PassAlong jump-starts eBay music effort

Start-up becomes first company to peddle songs from major labels on online auctioneer's nascent music storefront.

Matt Hines Staff Writer, CNET News.com
Matt Hines
covers business software, with a particular focus on enterprise applications.
Matt Hines
4 min read
Online auction giant eBay is entering the music download business with a service that will market content from major record labels.

The digital music service, which is powered by start-up PassAlong Networks, officially debuted Thursday. PassAlong, which also launched Thursday, is the first company to peddle songs from major labels on eBay's nascent music storefront.

PassAlong has the rights to sell downloads of the entire music catalogs of top-tier recording companies EMI Group, Sony, BMG, Universal Music Group and Warner Music Group. The company, based in Franklin, Tenn., will offer the music files through both its own Web site and a newly created section on eBay.

As of late Thursday, PassAlong had only posted an auction for a promotion offering a phone conversation with singer Avril Lavigne. But the company's chief executive, Dave Jaworski, said that some 200,000 songs will be made available through both sites by the end of the week. Jaworski said PassAlong has plans to offer more than 500,000 tracks for sale.

"The eBay community has come to expect a reliable, safe environment for doing business, and we're hoping to offer the same kind of quality for music downloads," Jaworski said. "This effort with eBay will offer consumers an opposite of unprotected and illegal peer-to-peer file-sharing networks."

PassAlong differs from many other music download sites in that it allows its paying customers to share music files with others and offers rewards, such as discounts on further downloads, to those who successfully encourage additional people to pay for its content.

The PassAlong debut on eBay marks the first significant step in bringing the auctioneer's emerging digital-music plans to life. eBay's current beta test of its online download marketplace has remained largely unused since its launch in mid-July, causing some industry watchers to wonder where the project stood.

Up until now, eBay's Digital Downloads section has only offered auctions hosted by Warner Bros. Records for cell phone ring tones based on music by the band Green Day, and only one independent musician has been selling his work on that part of the site.
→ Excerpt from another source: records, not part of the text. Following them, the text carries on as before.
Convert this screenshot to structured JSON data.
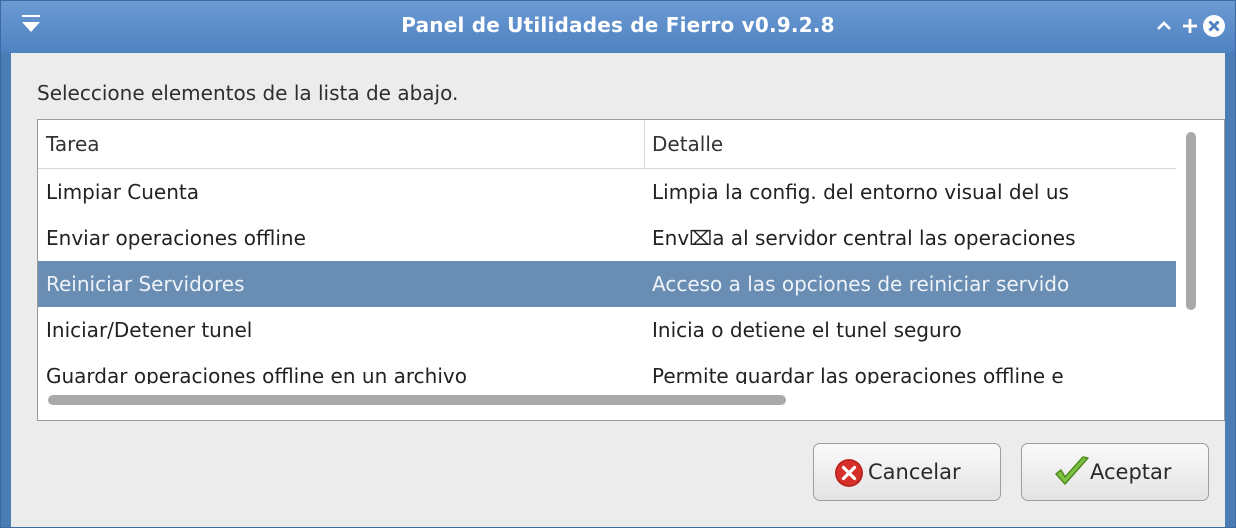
{
  "window": {
    "title": "Panel de Utilidades de Fierro v0.9.2.8",
    "accent": "#4f82c1"
  },
  "instructions": "Seleccione elementos de la lista de abajo.",
  "list": {
    "columns": [
      "Tarea",
      "Detalle"
    ],
    "rows": [
      {
        "task": "Limpiar Cuenta",
        "detail": "Limpia la config. del entorno visual del us"
      },
      {
        "task": "Enviar operaciones offline",
        "detail": "Env⌧a al servidor central las operaciones"
      },
      {
        "task": "Reiniciar Servidores",
        "detail": "Acceso a las opciones de reiniciar servido"
      },
      {
        "task": "Iniciar/Detener tunel",
        "detail": "Inicia o detiene el tunel seguro"
      },
      {
        "task": "Guardar operaciones offline en un archivo",
        "detail": "Permite guardar las operaciones offline e"
      }
    ],
    "selected_index": 2,
    "selection_color": "#6a8db3"
  },
  "buttons": {
    "cancel_label": "Cancelar",
    "accept_label": "Aceptar"
  }
}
eBay is allowing a select group of pre-approved companies and musicians to sell downloads as part of its initial entry into the online-music space.

"This is part of our ongoing pilot program to test whether the eBay community sees (eBay) as a viable marketplace for the buying and selling of digital music downloads," said Hani Durzy, an eBay spokesman.

The PassAlong announcement comes after weeks of speculation that eBay was planning to join the red-hot digital music download space. The company, based in San Jose, Calif., is hoping to compete with established players such as Apple Computer's iTunes, which has already sold more than 125 million songs, and Microsoft, which launched a test version of its MSN Music service earlier this month. A number of other companies have rushed to get their own music download services on the market, including Napster, Sony, RealNetworks and Yahoo.

Digital music profits muted
eBay's cautious approach to the download market speaks volumes about digital music's profit potential. Despite selling such a staggering number of downloads, typically for 99 cents per song, Apple has indicated that iTunes is not a major source of revenue. For companies like Sony and Apple, the idea is to spur sales of hardware, such as Apple's iPod device, that are used to listen to digital content.

Microsoft and RealNetworks sell media software, but the ability for retailers to make money by selling digital music singles alone--each of which may have only a few pennies of profit--remains uncertain.

According to Josh Bernoff, an analyst at Cambridge, Mass.-based Forrester Research, eBay faces plenty of competition, but its community of more than 150 million users worldwide represents a significant opportunity. Bernoff said that while it seems as if every major IT company has expressed some interest in digital music, eBay's situation is unique.

"eBay's biggest asset remains its community of users," Bernoff said. "Attracting people is the first step, and they've already got a sizable audience to work with."

Bernoff believes that eBay can become a major download center if its policies allow sellers to make enough money off the transactions to make their businesses feasible. The analyst said that many of the other companies hoping to join the music download market may face more significant challenges.

"The atmosphere is similar to the early e-commerce days, with everyone trying to grab a piece of the action," Bernoff said. "When the dust settles, there will likely be three or four successful services, not a dozen. eBay is in a position where they don't want to be left out, but it will still be hard to profit immensely off of 99-cent deals."